Task instructions: From the records below, copy every line that contains the word "first".

Data records for software interfaces
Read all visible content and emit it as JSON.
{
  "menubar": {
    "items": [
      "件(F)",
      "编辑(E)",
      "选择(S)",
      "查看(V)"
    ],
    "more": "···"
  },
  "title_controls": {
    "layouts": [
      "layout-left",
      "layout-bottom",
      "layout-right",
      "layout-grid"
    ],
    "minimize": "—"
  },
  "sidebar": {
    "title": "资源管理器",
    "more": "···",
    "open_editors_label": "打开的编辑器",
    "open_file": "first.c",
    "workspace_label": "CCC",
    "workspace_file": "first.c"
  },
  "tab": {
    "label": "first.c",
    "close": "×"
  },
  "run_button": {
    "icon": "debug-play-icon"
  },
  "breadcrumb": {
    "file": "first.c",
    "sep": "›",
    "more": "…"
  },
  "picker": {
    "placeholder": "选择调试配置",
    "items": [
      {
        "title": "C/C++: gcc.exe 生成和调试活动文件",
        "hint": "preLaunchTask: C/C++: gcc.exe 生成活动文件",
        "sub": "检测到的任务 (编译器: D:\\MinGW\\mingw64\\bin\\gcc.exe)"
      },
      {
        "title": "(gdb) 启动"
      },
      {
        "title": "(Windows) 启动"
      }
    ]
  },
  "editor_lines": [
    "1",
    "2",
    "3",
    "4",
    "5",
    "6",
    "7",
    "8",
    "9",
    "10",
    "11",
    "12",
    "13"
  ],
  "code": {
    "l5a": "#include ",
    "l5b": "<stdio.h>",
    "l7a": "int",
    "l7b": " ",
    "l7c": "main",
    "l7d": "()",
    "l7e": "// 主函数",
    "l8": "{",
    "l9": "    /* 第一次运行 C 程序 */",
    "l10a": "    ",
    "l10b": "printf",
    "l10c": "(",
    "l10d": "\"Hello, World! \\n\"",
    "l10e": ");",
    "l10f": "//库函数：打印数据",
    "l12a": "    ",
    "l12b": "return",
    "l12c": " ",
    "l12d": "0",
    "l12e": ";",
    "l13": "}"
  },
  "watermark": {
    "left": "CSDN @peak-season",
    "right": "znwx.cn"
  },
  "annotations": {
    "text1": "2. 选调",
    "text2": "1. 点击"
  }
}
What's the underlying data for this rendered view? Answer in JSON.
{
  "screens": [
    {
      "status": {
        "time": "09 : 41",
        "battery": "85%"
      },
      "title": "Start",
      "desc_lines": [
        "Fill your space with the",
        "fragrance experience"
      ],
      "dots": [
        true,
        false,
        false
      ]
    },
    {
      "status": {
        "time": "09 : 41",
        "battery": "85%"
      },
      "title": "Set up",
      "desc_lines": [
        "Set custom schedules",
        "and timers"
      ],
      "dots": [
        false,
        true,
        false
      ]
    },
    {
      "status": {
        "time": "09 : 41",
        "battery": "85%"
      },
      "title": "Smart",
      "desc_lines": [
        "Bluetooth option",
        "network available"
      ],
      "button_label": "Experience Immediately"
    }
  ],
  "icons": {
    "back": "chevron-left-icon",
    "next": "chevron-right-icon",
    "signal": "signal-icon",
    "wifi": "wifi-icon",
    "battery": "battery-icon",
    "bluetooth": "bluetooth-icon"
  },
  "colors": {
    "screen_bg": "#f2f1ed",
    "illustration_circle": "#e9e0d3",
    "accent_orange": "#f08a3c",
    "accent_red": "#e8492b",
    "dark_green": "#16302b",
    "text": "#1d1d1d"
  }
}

Task result:
    "open_file": "first.c",
    "workspace_file": "first.c"
    "label": "first.c",
    "file": "first.c",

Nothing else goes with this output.